Finally, the Department of Justice’s announcement does not appear to take into account the pointed criticisms of the program leveled by its own Inspector General as recently as March of this year. In that report, the Inspector General explained that the Department “cannot effectively assess whether asset forfeiture is being appropriately used” and that the risks to civil liberties are great, corroborating concerns that our organizations have long expressed as well.
As the Chairmen of the House and Senate Judiciary Committees, you have the power to correct this overreach by the Department of Justice and protect Americans’ fundamental rights by immediately scheduling meaningful forfeiture reform legislation. We understand that, in prior Congresses, the issue of civil forfeiture has been treated as part of criminal sentencing reform, despite the tangential relationship between the two issues. It is our shared belief that civil forfeiture reform can pass both the House and Senate with overwhelming support, so we urge you to move forward on civil forfeiture independently of comprehensive criminal justice reform.

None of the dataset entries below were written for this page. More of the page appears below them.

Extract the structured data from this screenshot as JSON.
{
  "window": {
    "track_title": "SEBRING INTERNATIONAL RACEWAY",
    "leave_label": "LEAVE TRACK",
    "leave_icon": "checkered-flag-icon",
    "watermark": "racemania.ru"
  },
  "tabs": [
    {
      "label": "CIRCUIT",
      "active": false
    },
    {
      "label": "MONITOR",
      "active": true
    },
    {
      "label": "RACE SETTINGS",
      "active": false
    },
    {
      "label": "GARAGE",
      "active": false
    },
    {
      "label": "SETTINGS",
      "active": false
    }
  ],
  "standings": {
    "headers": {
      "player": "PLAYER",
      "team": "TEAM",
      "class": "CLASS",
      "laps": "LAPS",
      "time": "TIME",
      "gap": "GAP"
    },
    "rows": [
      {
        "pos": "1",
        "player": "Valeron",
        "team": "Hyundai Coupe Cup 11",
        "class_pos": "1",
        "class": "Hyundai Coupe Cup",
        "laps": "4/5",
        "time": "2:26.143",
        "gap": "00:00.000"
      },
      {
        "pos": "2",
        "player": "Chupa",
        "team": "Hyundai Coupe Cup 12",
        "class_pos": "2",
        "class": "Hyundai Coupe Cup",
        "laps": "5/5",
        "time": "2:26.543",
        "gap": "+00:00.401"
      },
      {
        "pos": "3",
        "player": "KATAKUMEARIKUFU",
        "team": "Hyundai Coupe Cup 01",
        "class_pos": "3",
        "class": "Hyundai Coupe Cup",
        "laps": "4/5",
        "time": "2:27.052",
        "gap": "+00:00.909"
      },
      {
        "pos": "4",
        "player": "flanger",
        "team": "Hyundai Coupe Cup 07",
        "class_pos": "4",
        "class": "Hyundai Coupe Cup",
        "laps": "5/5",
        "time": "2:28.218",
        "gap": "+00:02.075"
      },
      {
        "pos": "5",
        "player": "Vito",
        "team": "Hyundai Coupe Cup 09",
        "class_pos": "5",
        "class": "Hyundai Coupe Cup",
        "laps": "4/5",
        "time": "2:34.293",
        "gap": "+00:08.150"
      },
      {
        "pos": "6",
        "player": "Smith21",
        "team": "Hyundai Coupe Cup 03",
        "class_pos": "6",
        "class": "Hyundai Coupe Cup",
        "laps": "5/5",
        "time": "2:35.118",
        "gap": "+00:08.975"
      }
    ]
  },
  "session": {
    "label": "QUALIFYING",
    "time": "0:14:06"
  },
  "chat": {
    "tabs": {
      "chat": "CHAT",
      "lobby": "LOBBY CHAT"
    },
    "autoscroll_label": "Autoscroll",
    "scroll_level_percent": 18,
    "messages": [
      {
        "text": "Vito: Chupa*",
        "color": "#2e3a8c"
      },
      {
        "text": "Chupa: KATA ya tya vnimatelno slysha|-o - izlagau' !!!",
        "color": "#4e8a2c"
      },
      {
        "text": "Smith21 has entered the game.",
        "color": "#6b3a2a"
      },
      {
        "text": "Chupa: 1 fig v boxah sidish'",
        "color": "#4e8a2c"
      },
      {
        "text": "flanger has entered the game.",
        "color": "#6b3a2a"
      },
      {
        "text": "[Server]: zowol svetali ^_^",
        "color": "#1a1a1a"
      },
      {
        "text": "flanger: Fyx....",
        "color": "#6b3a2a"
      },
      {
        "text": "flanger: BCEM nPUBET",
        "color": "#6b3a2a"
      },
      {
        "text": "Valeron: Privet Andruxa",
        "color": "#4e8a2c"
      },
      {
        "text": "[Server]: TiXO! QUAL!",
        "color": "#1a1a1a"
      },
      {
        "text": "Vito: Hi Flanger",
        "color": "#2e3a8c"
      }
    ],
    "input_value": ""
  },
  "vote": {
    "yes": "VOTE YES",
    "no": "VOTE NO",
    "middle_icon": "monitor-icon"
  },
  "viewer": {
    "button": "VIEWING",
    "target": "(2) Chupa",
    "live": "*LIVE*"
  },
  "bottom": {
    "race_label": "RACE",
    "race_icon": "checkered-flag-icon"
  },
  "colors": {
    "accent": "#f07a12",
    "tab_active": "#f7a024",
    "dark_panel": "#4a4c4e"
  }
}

Thank you for your leadership. We stand ready to assist you and your staff, and are available to answer any questions you may have. For follow-up purposes, please feel free to contact Darpana Sheth of the Institute for Justice at email@example.com or 703-682-9320; or Kanya Bennett of the American Civil Liberties Union at firstname.lastname@example.org or 202-715-0808; Sakira Cook of The Leadership Conference at email@example.com or 202-466-3315; or Grant Smith at the Drug Policy Alliance at firstname.lastname@example.org or 202-683-2984.
Institute for Justice
American Civil Liberties Union
Leadership Conference on Civil and Human Rights Drug Policy Alliance
Americans for Forfeiture Reform
Americans for Prosperity
Campaign for Liberty
Coalition for Public Safety
Concerned Veterans for America
The DKT Liberty Project
The Goldwater Institute
Justice Action Network
The Law Enforcement Action Partnership
The LIBRE Initiative
National Association of Criminal Defense Lawyers Our America Initiative
Our America Initiative
R Street Institute
The Reason Foundation
cc: Rep. John Conyers, Ranking Member, House Judiciary Committee Sen. Dianne Feinstein, Ranking Member, Senate Judiciary Committee Rep. Paul Ryan, Speaker of the House of Representatives
Sen. Mitch McConnell, Senate Majority Leader
Rep. Nancy Pelosi, House Minority Leader
Sen. Chuck Schumer, Senate Democratic Leader